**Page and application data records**
___
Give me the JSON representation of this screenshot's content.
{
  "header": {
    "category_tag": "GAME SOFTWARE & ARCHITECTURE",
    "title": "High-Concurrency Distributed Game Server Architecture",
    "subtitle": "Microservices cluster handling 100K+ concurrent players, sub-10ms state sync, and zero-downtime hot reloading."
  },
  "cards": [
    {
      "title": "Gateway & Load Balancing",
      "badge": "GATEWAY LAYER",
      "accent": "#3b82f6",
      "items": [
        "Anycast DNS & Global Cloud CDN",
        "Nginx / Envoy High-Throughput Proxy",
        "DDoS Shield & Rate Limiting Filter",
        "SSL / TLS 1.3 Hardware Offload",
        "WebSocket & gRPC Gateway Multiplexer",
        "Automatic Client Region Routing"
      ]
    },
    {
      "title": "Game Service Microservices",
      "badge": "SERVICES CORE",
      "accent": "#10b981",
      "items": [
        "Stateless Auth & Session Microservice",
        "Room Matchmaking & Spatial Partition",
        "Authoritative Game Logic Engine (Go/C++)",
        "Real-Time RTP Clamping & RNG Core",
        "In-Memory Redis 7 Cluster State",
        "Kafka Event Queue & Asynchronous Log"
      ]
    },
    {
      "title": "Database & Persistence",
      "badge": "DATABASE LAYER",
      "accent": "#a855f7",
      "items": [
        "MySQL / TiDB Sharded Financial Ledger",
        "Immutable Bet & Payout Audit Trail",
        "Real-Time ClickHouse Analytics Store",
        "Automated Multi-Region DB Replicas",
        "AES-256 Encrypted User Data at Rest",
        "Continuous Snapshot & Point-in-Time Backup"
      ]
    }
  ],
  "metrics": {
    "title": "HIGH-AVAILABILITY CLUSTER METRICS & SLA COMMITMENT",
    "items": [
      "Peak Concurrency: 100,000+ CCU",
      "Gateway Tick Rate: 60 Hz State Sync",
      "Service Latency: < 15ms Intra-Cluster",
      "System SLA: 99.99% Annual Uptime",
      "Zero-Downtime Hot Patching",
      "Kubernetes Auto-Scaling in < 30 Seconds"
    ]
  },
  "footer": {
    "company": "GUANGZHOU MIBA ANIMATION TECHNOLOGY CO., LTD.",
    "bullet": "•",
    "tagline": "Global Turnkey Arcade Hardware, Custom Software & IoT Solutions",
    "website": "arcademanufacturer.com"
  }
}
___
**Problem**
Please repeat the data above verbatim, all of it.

**Written reply**
Give me the JSON representation of this screenshot's content.
{
  "header": {
    "category_tag": "GAME SOFTWARE & ARCHITECTURE",
    "title": "High-Concurrency Distributed Game Server Architecture",
    "subtitle": "Microservices cluster handling 100K+ concurrent players, sub-10ms state sync, and zero-downtime hot reloading."
  },
  "cards": [
    {
      "title": "Gateway & Load Balancing",
      "badge": "GATEWAY LAYER",
      "accent": "#3b82f6",
      "items": [
        "Anycast DNS & Global Cloud CDN",
        "Nginx / Envoy High-Throughput Proxy",
        "DDoS Shield & Rate Limiting Filter",
        "SSL / TLS 1.3 Hardware Offload",
        "WebSocket & gRPC Gateway Multiplexer",
        "Automatic Client Region Routing"
      ]
    },
    {
      "title": "Game Service Microservices",
      "badge": "SERVICES CORE",
      "accent": "#10b981",
      "items": [
        "Stateless Auth & Session Microservice",
        "Room Matchmaking & Spatial Partition",
        "Authoritative Game Logic Engine (Go/C++)",
        "Real-Time RTP Clamping & RNG Core",
        "In-Memory Redis 7 Cluster State",
        "Kafka Event Queue & Asynchronous Log"
      ]
    },
    {
      "title": "Database & Persistence",
      "badge": "DATABASE LAYER",
      "accent": "#a855f7",
      "items": [
        "MySQL / TiDB Sharded Financial Ledger",
        "Immutable Bet & Payout Audit Trail",
        "Real-Time ClickHouse Analytics Store",
        "Automated Multi-Region DB Replicas",
        "AES-256 Encrypted User Data at Rest",
        "Continuous Snapshot & Point-in-Time Backup"
      ]
    }
  ],
  "metrics": {
    "title": "HIGH-AVAILABILITY CLUSTER METRICS & SLA COMMITMENT",
    "items": [
      "Peak Concurrency: 100,000+ CCU",
      "Gateway Tick Rate: 60 Hz State Sync",
      "Service Latency: < 15ms Intra-Cluster",
      "System SLA: 99.99% Annual Uptime",
      "Zero-Downtime Hot Patching",
      "Kubernetes Auto-Scaling in < 30 Seconds"
    ]
  },
  "footer": {
    "company": "GUANGZHOU MIBA ANIMATION TECHNOLOGY CO., LTD.",
    "bullet": "•",
    "tagline": "Global Turnkey Arcade Hardware, Custom Software & IoT Solutions",
    "website": "arcademanufacturer.com"
  }
}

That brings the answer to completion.